Improving Assessment and Placement at California’s Community Colleges. By Olga Rodríguez Every year, California’s community colleges identify hundreds of thousands of students as not ready for transfer-level courses in math and English.
Since these courses are required to transfer to a four-year college, students deemed underprepared are placed in developmental (also known as remedial or basic-skills) courses to prepare for college work. Multiple Measures for College Placement – Community College Data. By Alexandros M.
Goudas April 2017 A pattern is developing in the recent community college reform movements sweeping the nation. Researchers publish studies claiming a certain component of higher education is not working well, and in these studies they propose data-based solutions. Then due to various reasons, institutions implement those solutions in ways different from the original recommendations. The Schoenblog: Student Reflections & Self-Assessments. Instead of spending my time on grading, I want to use it to give stronger feedback, help students grow, and build better relationships.

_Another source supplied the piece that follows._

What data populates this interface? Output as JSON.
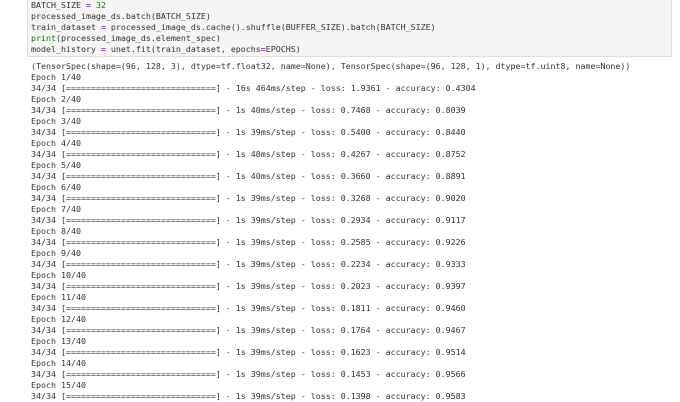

These are ideas I’ve mentioned over and over in the past few months of writing, and I’m ready to bring them to practice. Multiple Measures Assessment Project. The Multiple Measures Assessment Project (MMAP) is a collaborative effort led by the RP Group and Educational Results Partnerships’ Cal-PASS Plus system, with support from the CCCCO.
It has three primary objectives: MMAP is engaged with 28 (and counting) pilot colleges from across the state that are providing feedback on the predictive models and user tools to help inform the process. Visit the pages listed below to find numerous practical tools for implementing multiple measures as well as publications, presentations, webinars, etc. produced by the project. Common Assessment Initiative (CAI): School Testing 2016: Same Tests, Different Stakes : NPR Ed. Oivind Hovland/Ikon Images/Corbis It has been a high-stakes year for high-stakes standardized tests.
The debate over renewing the big federal education law turned, in part, on whether annual testing would remain a federal mandate. Republicans initially said no, Democrats said yes. Ultimately the overhaul passed with tests still in place. On the other hand, this fall President Obama addressed parents on Facebook and released a "Testing Action Plan. " Meanwhile some parents, notably in New York state, opted out of the tests and made a lot of noise about it. The arguments for annual student testing come down to accountability and equity. The outstanding question is whether it's possible to reform school testing in a way that gets schools, parents and leaders the data they need, while avoiding the problem the president is talking about: an overemphasis on testing. Cal State Coming Clean About Math Test's Limitations
California State University has done many things right in the twenty years since it became one of the nation's first universities to take on the challenge of remedial education.
For example, it developed a widely-lauded eleventh-grade readiness assessment now being replicated around the country to help students catch up academically during their senior year of high school and avoid remedial courses in college. It's hard to understand, therefore, why the university would be anything but candid about how it measures students' proficiency in math and English. But according to a 2010 study that recently came to light, the placement test required for entering CSU students does not predict whether students can succeed in college-level math. Scores on that test, the Elementary-Level Mathematics Test or ELM, send nearly 20,000 new CSU admits to remedial math courses when they get to campus each fall (or during the preceding summer). Here's what happened when these colleges ditched SAT scores - Sep. 8, 2015.
A growing number of schools -- about 850 and counting -- no longer require applicants to submit their scores.
And college officials say that a test-optional policy helps them attract strong applicants that may not have previously applied -- including students of color, and those from low income families. Data shows tests like the SAT are biased against students from low-income households. Poorer students tend to perform worse on the test. The difference might be the costly prep courses, books and tutors, some experts say.
Blacks and Hispanics also consistently score lower on the SAT than whites. The new thinking is that dropping the SAT requirement might encourage more low-income students to apply. While the academic research is mixed, some of the schools that implemented the policy early on have seen big changes in their student bodies. Related: George Washington University is ditching SATs. 7 Things to Remember About Feedback - Eli Review. College Applicants Sweat The SATs. Perhaps They Shouldn't. Standardized tests are an important consideration for admissions at many colleges and universities.
But one new study shows that high school performance, not standardized test scores, is a better predictor of how students do in college. Amriphoto/iStockphoto hide caption itoggle caption Amriphoto/iStockphoto Standardized tests are an important consideration for admissions at many colleges and universities. But one new study shows that high school performance, not standardized test scores, is a better predictor of how students do in college. Art%3A10.1007%2Fs11251-011-9177-2.pdf?originUrl=